by David Dougan
I’m not quite sure when the term ‘reboot’ was first coined in the movie world, but it’s certainly become a popular buzzword these days, and many movie franchises have been rebooted in recent years. The two films that probably made the term fashionable were Batman Begins (2005) and Casino Royale (2006).
When Tim Burton’s Batman was released in 1989, it was the first Batman movie since the 1966 (very tongue in cheek) film of the same name. It was well received, with Michael Keaton as Batman, and Jack Nicholson as the Joker being praised for their performances. Burton’s movie was set in a very comic book world, and although the sequel, Batman Returns (1992), was again critically and commercially successful, the next two films in the series, Batman Forever (with Val Kilmer as Batman) and Batman & Robin (with George Clooney) were a mess, and the franchise seemed to be dead.
Enter Christopher Nolan, and his desire to return to the origins of Bruce Wayne’s transformation into the Batman. As we all know by now, Batman Begins was a huge success, effectively giving Nolan carte blanche to make whatever movie he liked, and was followed by The Dark Knight, which became one of the biggest movies of all time and is regarded as an instant classic. Nolan’s third and final Batman movie, The Dark Knight Rises is released later this month, and seems set end this version of Batman in epic style.
The re-invention of James Bond in Casino Royale was also termed a reboot, but the reality is that Bond had been rebooting ever since Sean Connery decided he didn’t want to be Bond anymore, and was replaced by George Lazenby for On Her Majesty’s Secret Service in 1969. But Die Another Day (2002) had been relatively poorly received, and was Pierce Brosnan’s final Bond movie. The franchise seemed to have become a parody of itself, with an over reliance on daft gadgetry and more comedic elements than the best Bond films.
Production for Casino Royale didn’t get off to an easy start when it was announced that Daniel Craig would replace Brosnan as Bond number 6. With blonde hair and blue eyes, he didn’t fit the fans ideal of a ‘talk, dark and handsome’ Bond, and there was a less than favourable response from critics too. But Casino Royale proved to be one of the very best Bond movies, with Martin Campbell directing a more hard-edged Bond. It was a commercial and critical success, and Bond was back.

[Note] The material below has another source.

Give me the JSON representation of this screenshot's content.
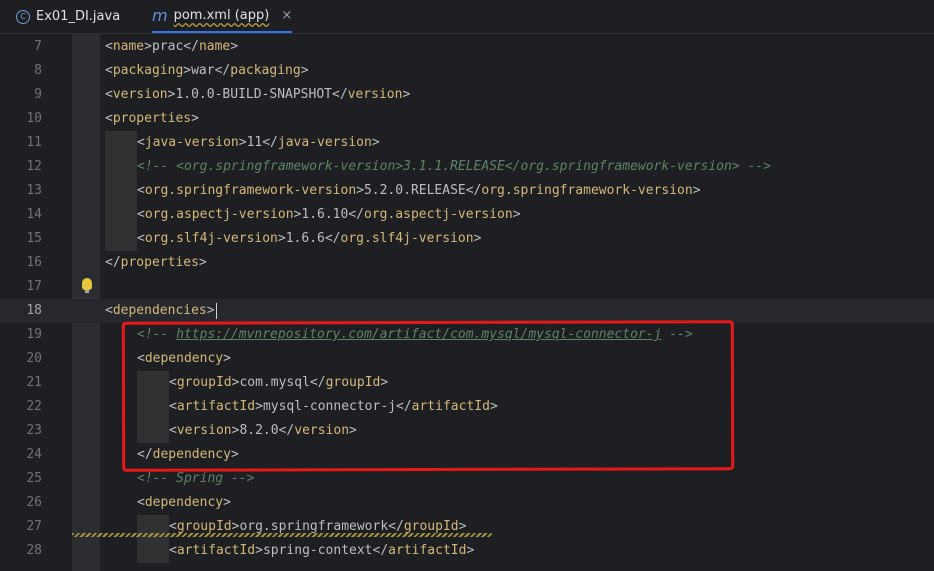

Now, like those two franchises, Spider-man is being rebooted, and again like Batman Begins and Casino Royale, The Amazing Spider-Man revisits the origin of the character. But the biggest difference between those reboots and this one is time. Tim Burton’s Batman was released in 1989, making it 16 years before the franchise was rebooted in 2005, while Casino Royale effectively created Bond from scratch, as he has only just earned his license to kill at the beginning of the film, and was released over 40 years after the first Bond movie.
Sam Raimi’s first Spider-Man film was only released in 2002, with his last offering, Spider-Man 3, released in 2007. So the release of The Amazing Spider-Man comes a little over 10 years after Raimi’s first. And the truth is that it’s just too soon. The Amazing Spider-Man takes a different route to transform Peter Parker from a nerdy schoolboy to a confident superhero, and he has a different love interest (Gwen Stacy instead of Mary-Jane Watson) as well as facing a different villain, this time The Lizard (aka Dr. Curt Connors). But there really isn’t enough difference between The Amazing Spider-Man and the 2002 Spider-Man for this reboot to really work. If you’ve seen Raimi’s movie, you’ll recognise a lot of the elements of the story in the new one, but they just aren’t done as well in this movie as Raimi’s.
Tobey Maguire was much more convincing as a nerdy, unpopular Peter Parker, and there was more satisfaction in seeing him get his revenge on the bullies as he learns to control his new powers. The death of Uncle Ben in The Amazing Spider-Man seems forced too, with the set of circumstances leading to him being killed less believable. The design of the Spider-Man costume was a big part of Raimi’s movie, as Peter first designs a costume to wrestle in, before improving it when he turns to crime-fighting. In The Amazing Spider-Man, Peter sees a wrestling poster advertising a masked wrestler, and chooses to create a mask of his own in a similar style, before switching to the full costume.
All of these things were done in the Raimi movie, and for me, done better. Maybe it will be different for people under 25, who maybe didn’t see the first Raimi Spider-Man, or don’t remember it as much. The Amazing Spider-Man isn’t a bad film, it’s just too familiar. And that would seem to be the lesson of the reboot. The concept is fine, it’s just when you do it that matters.